Environmental Noise Weakest sound heard Whisper Quiet Library Normal conversation (3-5') Telephone dial tone City Traffic (inside car) Train whistle at 500', Truck Traffic Subway train at 200' Level at which sustained exposure may result in hearing loss Power mower at 3' Snowmobile, Motorcycle Power saw at 3' Sandblasting, Loud Rock Concert Pain begins Pneumatic riveter at 4' Even short term exposure can cause permanent damage - Loudest recommended exposure WITH hearing protection Jet engine at 100', Gun Blast Death of hearing tissue Loudest sound possible Hours per day 8 6 4 3 2 1.5 1 .5 .25 or less 0dB 30dB 60-70dB 80dB 85dB 90dB 95dB 90 - 95dB 107dB 100dB 110dB 115dB 125dB 125dB 140dB 140dB 180dB 194dB Sound level 90dB 92dB 95dB 97dB 100dB 102dB 105dB 110dB 115dB

OSHA Daily Permissible Noise Level Exposure

Perceptions of Increases in Decibel Level Imperceptible Change Barely Perceptible Change Clearly Noticeable Change About Twice as Loud About Four Times as Loud Sound Levels of Music Normal piano practice Fortissimo Singer, 3' Chamber music, small auditorium Piano Fortissimo Violin Cello Oboe Flute Piccolo Clarinet French horn Trombone Tympani & bass drum Walkman on 5/10 Symphonic music peak Amplifier rock, 4-6' Rock music peak NOTES: 60 -70dB 70dB 75 - 85dB 84 - 103dB 82 - 92dB 85 -111dB 95-112dB 92 -103dB 90 -106dB 85 - 114dB 90 - 106dB 85 - 114dB 106dB 94dB 120 - 137dB 120dB 150dB 1dB 3dB 5dB 10dB 20dB

One-third of the total power of a 75-piece orchestra comes from the bass drum.
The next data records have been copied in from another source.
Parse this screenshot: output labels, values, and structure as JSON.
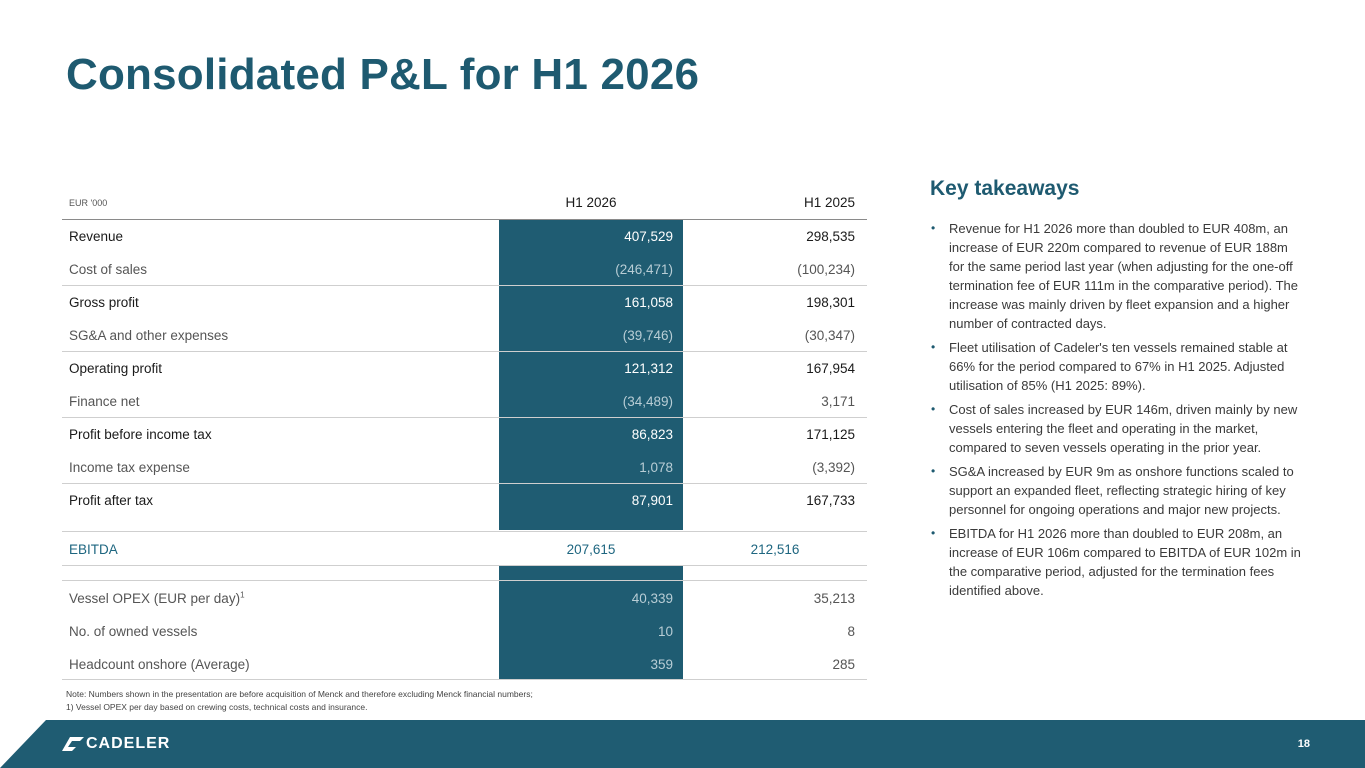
{
  "page": {
    "title": "Consolidated P&L for H1 2026",
    "page_number": "18",
    "logo_text": "CADELER"
  },
  "table": {
    "unit_label": "EUR '000",
    "col_h1_2026": "H1 2026",
    "col_h1_2025": "H1 2025",
    "rows": [
      {
        "label": "Revenue",
        "h1_2026": "407,529",
        "h1_2025": "298,535"
      },
      {
        "label": "Cost of sales",
        "h1_2026": "(246,471)",
        "h1_2025": "(100,234)"
      },
      {
        "label": "Gross profit",
        "h1_2026": "161,058",
        "h1_2025": "198,301"
      },
      {
        "label": "SG&A and other expenses",
        "h1_2026": "(39,746)",
        "h1_2025": "(30,347)"
      },
      {
        "label": "Operating profit",
        "h1_2026": "121,312",
        "h1_2025": "167,954"
      },
      {
        "label": "Finance net",
        "h1_2026": "(34,489)",
        "h1_2025": "3,171"
      },
      {
        "label": "Profit before income tax",
        "h1_2026": "86,823",
        "h1_2025": "171,125"
      },
      {
        "label": "Income tax expense",
        "h1_2026": "1,078",
        "h1_2025": "(3,392)"
      },
      {
        "label": "Profit after tax",
        "h1_2026": "87,901",
        "h1_2025": "167,733"
      },
      {
        "label": "EBITDA",
        "h1_2026": "207,615",
        "h1_2025": "212,516"
      },
      {
        "label": "Vessel OPEX (EUR per day)",
        "label_sup": "1",
        "h1_2026": "40,339",
        "h1_2025": "35,213"
      },
      {
        "label": "No. of owned vessels",
        "h1_2026": "10",
        "h1_2025": "8"
      },
      {
        "label": "Headcount onshore (Average)",
        "h1_2026": "359",
        "h1_2025": "285"
      }
    ]
  },
  "notes": {
    "line1": "Note: Numbers shown in the presentation are before acquisition of Menck and therefore excluding Menck financial numbers;",
    "line2": "1) Vessel OPEX per day based on crewing costs, technical costs and insurance."
  },
  "takeaways": {
    "title": "Key takeaways",
    "bullet": "•",
    "items": [
      "Revenue for H1 2026 more than doubled to EUR 408m, an increase of EUR 220m compared to revenue of EUR 188m for the same period last year (when adjusting for the one-off termination fee of EUR 111m in the comparative period). The increase was mainly driven by fleet expansion and a higher number of contracted days.",
      "Fleet utilisation of Cadeler's ten vessels remained stable at 66% for the period compared to 67% in H1 2025. Adjusted utilisation of 85% (H1 2025: 89%).",
      "Cost of sales increased by EUR 146m, driven mainly by new vessels entering the fleet and operating in the market, compared to seven vessels operating in the prior year.",
      "SG&A increased by EUR 9m as onshore functions scaled to support an expanded fleet, reflecting strategic hiring of key personnel for ongoing operations and major new projects.",
      "EBITDA for H1 2026 more than doubled to EUR 208m, an increase of EUR 106m compared to EBITDA of EUR 102m in the comparative period, adjusted for the termination fees identified above."
    ]
  },
  "colors": {
    "brand": "#1f5c72",
    "title": "#1e5a70",
    "accent_text": "#1e6680"
  }
}
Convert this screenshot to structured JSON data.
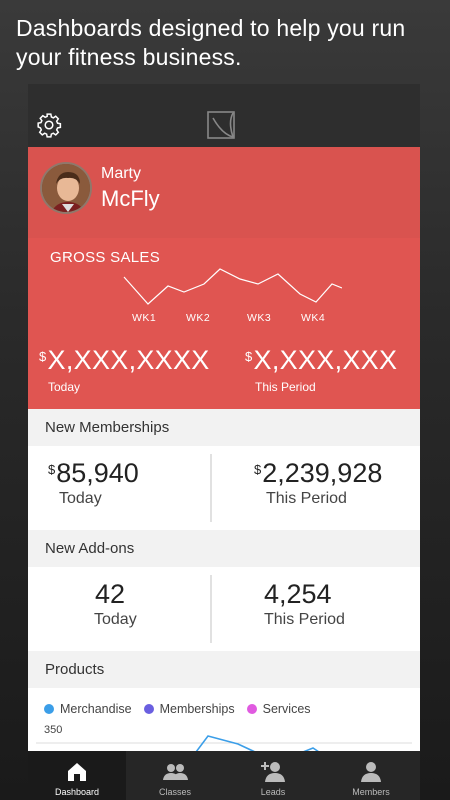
{
  "promo_text": "Dashboards designed to help you run your fitness business.",
  "profile": {
    "first_name": "Marty",
    "last_name": "McFly"
  },
  "gross_sales": {
    "title": "GROSS SALES",
    "weeks": [
      "WK1",
      "WK2",
      "WK3",
      "WK4"
    ],
    "today": {
      "value": "X,XXX,XXXX",
      "label": "Today",
      "currency": "$"
    },
    "period": {
      "value": "X,XXX,XXX",
      "label": "This Period",
      "currency": "$"
    }
  },
  "new_memberships": {
    "title": "New Memberships",
    "today": {
      "value": "85,940",
      "label": "Today",
      "currency": "$"
    },
    "period": {
      "value": "2,239,928",
      "label": "This Period",
      "currency": "$"
    }
  },
  "new_addons": {
    "title": "New Add-ons",
    "today": {
      "value": "42",
      "label": "Today"
    },
    "period": {
      "value": "4,254",
      "label": "This Period"
    }
  },
  "products": {
    "title": "Products",
    "legend": [
      {
        "label": "Merchandise",
        "color": "#3b9ee8"
      },
      {
        "label": "Memberships",
        "color": "#6a5fe0"
      },
      {
        "label": "Services",
        "color": "#e05ae0"
      }
    ],
    "y_tick": "350"
  },
  "tabs": [
    {
      "label": "Dashboard",
      "icon": "home-icon",
      "active": true
    },
    {
      "label": "Classes",
      "icon": "group-icon",
      "active": false
    },
    {
      "label": "Leads",
      "icon": "add-user-icon",
      "active": false
    },
    {
      "label": "Members",
      "icon": "user-icon",
      "active": false
    }
  ],
  "colors": {
    "accent_red": "#e05551",
    "profile_red": "#d9534f",
    "dark": "#2e2e2e"
  }
}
High frequency sounds of 2-4,000 Hz are the most damaging. The uppermost octave of the piccolo is 2,048-4,096 Hz. Aging causes gradual hearing loss, mostly in the high frequencies. Speech reception is not seriously impaired until there is about 30 dB loss; by that time severe damage may have occurred. Hypertension and various psychological difficulties can be related to noise exposure. The incidence of hearing loss in classical musicians has been estimated at 4-43%, in rock musicians 13-30%. Statistics for the Decibel (Loudness) Comparison Chart were taken from a study by Marshall Chasin , M.Sc., Aud(C), FAAA, Centre for Human Performance & Health, Ontario, Canada. There were some conflicting readings and, in many cases, authors did not specify at what distance the readings were taken or what the musician was actually playing. In general, when there were several readings, the higher one was chosen.